**WHAT THE EXERCISE ASKS**
Every record, from first to last, should be written out again exactly.

**LISTED RECORDS**
------------------------
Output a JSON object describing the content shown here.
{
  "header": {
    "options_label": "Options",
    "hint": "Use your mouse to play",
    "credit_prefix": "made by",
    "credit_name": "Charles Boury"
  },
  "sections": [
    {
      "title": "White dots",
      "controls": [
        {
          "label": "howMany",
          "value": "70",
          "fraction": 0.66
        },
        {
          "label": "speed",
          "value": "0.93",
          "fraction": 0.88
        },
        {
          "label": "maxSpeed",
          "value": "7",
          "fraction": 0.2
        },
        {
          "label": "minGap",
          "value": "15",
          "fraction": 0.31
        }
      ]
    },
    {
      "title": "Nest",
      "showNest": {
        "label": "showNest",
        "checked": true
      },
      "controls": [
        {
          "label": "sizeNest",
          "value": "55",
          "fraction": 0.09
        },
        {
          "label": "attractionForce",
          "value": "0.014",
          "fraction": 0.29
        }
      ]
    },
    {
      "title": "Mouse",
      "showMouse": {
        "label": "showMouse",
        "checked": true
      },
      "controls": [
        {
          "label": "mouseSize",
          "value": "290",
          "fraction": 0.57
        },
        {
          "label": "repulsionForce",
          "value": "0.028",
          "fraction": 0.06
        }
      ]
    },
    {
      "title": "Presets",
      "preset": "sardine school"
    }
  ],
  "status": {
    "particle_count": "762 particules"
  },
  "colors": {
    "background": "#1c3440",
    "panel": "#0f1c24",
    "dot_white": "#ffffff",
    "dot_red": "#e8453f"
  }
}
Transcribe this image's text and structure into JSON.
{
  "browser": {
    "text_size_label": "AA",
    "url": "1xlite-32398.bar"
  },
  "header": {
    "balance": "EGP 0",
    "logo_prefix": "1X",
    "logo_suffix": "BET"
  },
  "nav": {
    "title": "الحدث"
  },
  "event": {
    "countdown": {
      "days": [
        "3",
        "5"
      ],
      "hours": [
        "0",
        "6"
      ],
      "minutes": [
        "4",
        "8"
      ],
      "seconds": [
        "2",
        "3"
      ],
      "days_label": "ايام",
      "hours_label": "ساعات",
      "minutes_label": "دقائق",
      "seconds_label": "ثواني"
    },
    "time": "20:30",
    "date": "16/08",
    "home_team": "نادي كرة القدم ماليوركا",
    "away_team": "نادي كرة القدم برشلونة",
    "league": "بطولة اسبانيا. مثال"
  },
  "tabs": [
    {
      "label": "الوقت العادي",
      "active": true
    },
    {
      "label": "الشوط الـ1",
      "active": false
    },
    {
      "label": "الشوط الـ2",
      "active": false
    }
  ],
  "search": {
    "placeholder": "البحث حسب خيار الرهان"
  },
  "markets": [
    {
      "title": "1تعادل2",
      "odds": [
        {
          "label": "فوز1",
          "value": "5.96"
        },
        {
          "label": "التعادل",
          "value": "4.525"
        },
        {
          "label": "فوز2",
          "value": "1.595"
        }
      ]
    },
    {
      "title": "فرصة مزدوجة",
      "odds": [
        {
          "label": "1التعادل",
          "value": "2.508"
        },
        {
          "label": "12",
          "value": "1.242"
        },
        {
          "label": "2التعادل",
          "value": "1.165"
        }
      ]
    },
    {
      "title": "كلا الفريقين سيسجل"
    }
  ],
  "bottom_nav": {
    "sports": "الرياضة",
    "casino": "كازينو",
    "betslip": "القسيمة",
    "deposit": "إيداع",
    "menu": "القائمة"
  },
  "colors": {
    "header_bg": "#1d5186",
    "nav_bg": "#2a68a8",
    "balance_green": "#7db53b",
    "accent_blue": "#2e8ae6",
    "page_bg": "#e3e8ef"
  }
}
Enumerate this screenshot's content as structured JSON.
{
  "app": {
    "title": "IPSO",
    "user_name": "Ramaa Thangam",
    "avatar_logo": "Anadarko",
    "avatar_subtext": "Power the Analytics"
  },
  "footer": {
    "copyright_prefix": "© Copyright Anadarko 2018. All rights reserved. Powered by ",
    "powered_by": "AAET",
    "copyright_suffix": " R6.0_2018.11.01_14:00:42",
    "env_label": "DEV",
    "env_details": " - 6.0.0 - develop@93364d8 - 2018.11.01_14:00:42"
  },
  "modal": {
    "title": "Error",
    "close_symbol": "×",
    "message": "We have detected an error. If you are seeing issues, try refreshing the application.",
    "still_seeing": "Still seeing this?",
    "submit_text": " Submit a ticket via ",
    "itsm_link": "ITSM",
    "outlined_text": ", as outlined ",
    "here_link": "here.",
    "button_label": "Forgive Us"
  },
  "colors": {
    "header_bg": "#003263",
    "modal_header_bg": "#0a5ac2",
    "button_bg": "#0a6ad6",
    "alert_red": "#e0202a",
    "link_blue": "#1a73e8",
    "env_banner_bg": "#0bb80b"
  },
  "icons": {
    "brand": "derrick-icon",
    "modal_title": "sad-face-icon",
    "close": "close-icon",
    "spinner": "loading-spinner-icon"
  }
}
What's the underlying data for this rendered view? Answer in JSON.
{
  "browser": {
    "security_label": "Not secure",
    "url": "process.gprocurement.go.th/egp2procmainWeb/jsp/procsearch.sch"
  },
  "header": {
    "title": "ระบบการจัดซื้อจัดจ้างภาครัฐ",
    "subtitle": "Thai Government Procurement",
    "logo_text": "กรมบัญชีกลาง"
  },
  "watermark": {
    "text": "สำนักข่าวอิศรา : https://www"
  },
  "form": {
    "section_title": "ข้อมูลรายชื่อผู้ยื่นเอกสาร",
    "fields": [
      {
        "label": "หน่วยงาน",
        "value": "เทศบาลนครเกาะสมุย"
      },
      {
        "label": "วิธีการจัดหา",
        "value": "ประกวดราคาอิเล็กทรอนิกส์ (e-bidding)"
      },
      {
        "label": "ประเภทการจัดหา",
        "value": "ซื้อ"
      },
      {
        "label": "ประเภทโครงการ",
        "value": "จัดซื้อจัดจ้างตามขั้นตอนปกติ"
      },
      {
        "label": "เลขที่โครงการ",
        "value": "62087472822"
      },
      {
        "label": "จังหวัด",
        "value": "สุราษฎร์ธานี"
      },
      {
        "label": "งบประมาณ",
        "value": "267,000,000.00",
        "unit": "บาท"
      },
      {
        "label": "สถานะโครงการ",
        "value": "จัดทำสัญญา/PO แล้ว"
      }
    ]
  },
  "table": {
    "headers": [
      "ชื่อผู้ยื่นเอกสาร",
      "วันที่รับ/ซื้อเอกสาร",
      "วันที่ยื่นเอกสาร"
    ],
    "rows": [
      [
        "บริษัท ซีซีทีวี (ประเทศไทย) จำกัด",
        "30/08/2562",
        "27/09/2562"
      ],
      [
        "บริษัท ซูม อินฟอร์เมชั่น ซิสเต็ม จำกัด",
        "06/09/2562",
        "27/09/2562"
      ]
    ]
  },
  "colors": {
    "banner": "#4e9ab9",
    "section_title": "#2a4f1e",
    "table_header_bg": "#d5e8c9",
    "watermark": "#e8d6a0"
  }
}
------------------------
**OUTPUT OF THE EXERCISE**
Output a JSON object describing the content shown here.
{
  "header": {
    "options_label": "Options",
    "hint": "Use your mouse to play",
    "credit_prefix": "made by",
    "credit_name": "Charles Boury"
  },
  "sections": [
    {
      "title": "White dots",
      "controls": [
        {
          "label": "howMany",
          "value": "70",
          "fraction": 0.66
        },
        {
          "label": "speed",
          "value": "0.93",
          "fraction": 0.88
        },
        {
          "label": "maxSpeed",
          "value": "7",
          "fraction": 0.2
        },
        {
          "label": "minGap",
          "value": "15",
          "fraction": 0.31
        }
      ]
    },
    {
      "title": "Nest",
      "showNest": {
        "label": "showNest",
        "checked": true
      },
      "controls": [
        {
          "label": "sizeNest",
          "value": "55",
          "fraction": 0.09
        },
        {
          "label": "attractionForce",
          "value": "0.014",
          "fraction": 0.29
        }
      ]
    },
    {
      "title": "Mouse",
      "showMouse": {
        "label": "showMouse",
        "checked": true
      },
      "controls": [
        {
          "label": "mouseSize",
          "value": "290",
          "fraction": 0.57
        },
        {
          "label": "repulsionForce",
          "value": "0.028",
          "fraction": 0.06
        }
      ]
    },
    {
      "title": "Presets",
      "preset": "sardine school"
    }
  ],
  "status": {
    "particle_count": "762 particules"
  },
  "colors": {
    "background": "#1c3440",
    "panel": "#0f1c24",
    "dot_white": "#ffffff",
    "dot_red": "#e8453f"
  }
}
Transcribe this image's text and structure into JSON.
{
  "browser": {
    "text_size_label": "AA",
    "url": "1xlite-32398.bar"
  },
  "header": {
    "balance": "EGP 0",
    "logo_prefix": "1X",
    "logo_suffix": "BET"
  },
  "nav": {
    "title": "الحدث"
  },
  "event": {
    "countdown": {
      "days": [
        "3",
        "5"
      ],
      "hours": [
        "0",
        "6"
      ],
      "minutes": [
        "4",
        "8"
      ],
      "seconds": [
        "2",
        "3"
      ],
      "days_label": "ايام",
      "hours_label": "ساعات",
      "minutes_label": "دقائق",
      "seconds_label": "ثواني"
    },
    "time": "20:30",
    "date": "16/08",
    "home_team": "نادي كرة القدم ماليوركا",
    "away_team": "نادي كرة القدم برشلونة",
    "league": "بطولة اسبانيا. مثال"
  },
  "tabs": [
    {
      "label": "الوقت العادي",
      "active": true
    },
    {
      "label": "الشوط الـ1",
      "active": false
    },
    {
      "label": "الشوط الـ2",
      "active": false
    }
  ],
  "search": {
    "placeholder": "البحث حسب خيار الرهان"
  },
  "markets": [
    {
      "title": "1تعادل2",
      "odds": [
        {
          "label": "فوز1",
          "value": "5.96"
        },
        {
          "label": "التعادل",
          "value": "4.525"
        },
        {
          "label": "فوز2",
          "value": "1.595"
        }
      ]
    },
    {
      "title": "فرصة مزدوجة",
      "odds": [
        {
          "label": "1التعادل",
          "value": "2.508"
        },
        {
          "label": "12",
          "value": "1.242"
        },
        {
          "label": "2التعادل",
          "value": "1.165"
        }
      ]
    },
    {
      "title": "كلا الفريقين سيسجل"
    }
  ],
  "bottom_nav": {
    "sports": "الرياضة",
    "casino": "كازينو",
    "betslip": "القسيمة",
    "deposit": "إيداع",
    "menu": "القائمة"
  },
  "colors": {
    "header_bg": "#1d5186",
    "nav_bg": "#2a68a8",
    "balance_green": "#7db53b",
    "accent_blue": "#2e8ae6",
    "page_bg": "#e3e8ef"
  }
}
Enumerate this screenshot's content as structured JSON.
{
  "app": {
    "title": "IPSO",
    "user_name": "Ramaa Thangam",
    "avatar_logo": "Anadarko",
    "avatar_subtext": "Power the Analytics"
  },
  "footer": {
    "copyright_prefix": "© Copyright Anadarko 2018. All rights reserved. Powered by ",
    "powered_by": "AAET",
    "copyright_suffix": " R6.0_2018.11.01_14:00:42",
    "env_label": "DEV",
    "env_details": " - 6.0.0 - develop@93364d8 - 2018.11.01_14:00:42"
  },
  "modal": {
    "title": "Error",
    "close_symbol": "×",
    "message": "We have detected an error. If you are seeing issues, try refreshing the application.",
    "still_seeing": "Still seeing this?",
    "submit_text": " Submit a ticket via ",
    "itsm_link": "ITSM",
    "outlined_text": ", as outlined ",
    "here_link": "here.",
    "button_label": "Forgive Us"
  },
  "colors": {
    "header_bg": "#003263",
    "modal_header_bg": "#0a5ac2",
    "button_bg": "#0a6ad6",
    "alert_red": "#e0202a",
    "link_blue": "#1a73e8",
    "env_banner_bg": "#0bb80b"
  },
  "icons": {
    "brand": "derrick-icon",
    "modal_title": "sad-face-icon",
    "close": "close-icon",
    "spinner": "loading-spinner-icon"
  }
}
What's the underlying data for this rendered view? Answer in JSON.
{
  "browser": {
    "security_label": "Not secure",
    "url": "process.gprocurement.go.th/egp2procmainWeb/jsp/procsearch.sch"
  },
  "header": {
    "title": "ระบบการจัดซื้อจัดจ้างภาครัฐ",
    "subtitle": "Thai Government Procurement",
    "logo_text": "กรมบัญชีกลาง"
  },
  "watermark": {
    "text": "สำนักข่าวอิศรา : https://www"
  },
  "form": {
    "section_title": "ข้อมูลรายชื่อผู้ยื่นเอกสาร",
    "fields": [
      {
        "label": "หน่วยงาน",
        "value": "เทศบาลนครเกาะสมุย"
      },
      {
        "label": "วิธีการจัดหา",
        "value": "ประกวดราคาอิเล็กทรอนิกส์ (e-bidding)"
      },
      {
        "label": "ประเภทการจัดหา",
        "value": "ซื้อ"
      },
      {
        "label": "ประเภทโครงการ",
        "value": "จัดซื้อจัดจ้างตามขั้นตอนปกติ"
      },
      {
        "label": "เลขที่โครงการ",
        "value": "62087472822"
      },
      {
        "label": "จังหวัด",
        "value": "สุราษฎร์ธานี"
      },
      {
        "label": "งบประมาณ",
        "value": "267,000,000.00",
        "unit": "บาท"
      },
      {
        "label": "สถานะโครงการ",
        "value": "จัดทำสัญญา/PO แล้ว"
      }
    ]
  },
  "table": {
    "headers": [
      "ชื่อผู้ยื่นเอกสาร",
      "วันที่รับ/ซื้อเอกสาร",
      "วันที่ยื่นเอกสาร"
    ],
    "rows": [
      [
        "บริษัท ซีซีทีวี (ประเทศไทย) จำกัด",
        "30/08/2562",
        "27/09/2562"
      ],
      [
        "บริษัท ซูม อินฟอร์เมชั่น ซิสเต็ม จำกัด",
        "06/09/2562",
        "27/09/2562"
      ]
    ]
  },
  "colors": {
    "banner": "#4e9ab9",
    "section_title": "#2a4f1e",
    "table_header_bg": "#d5e8c9",
    "watermark": "#e8d6a0"
  }
}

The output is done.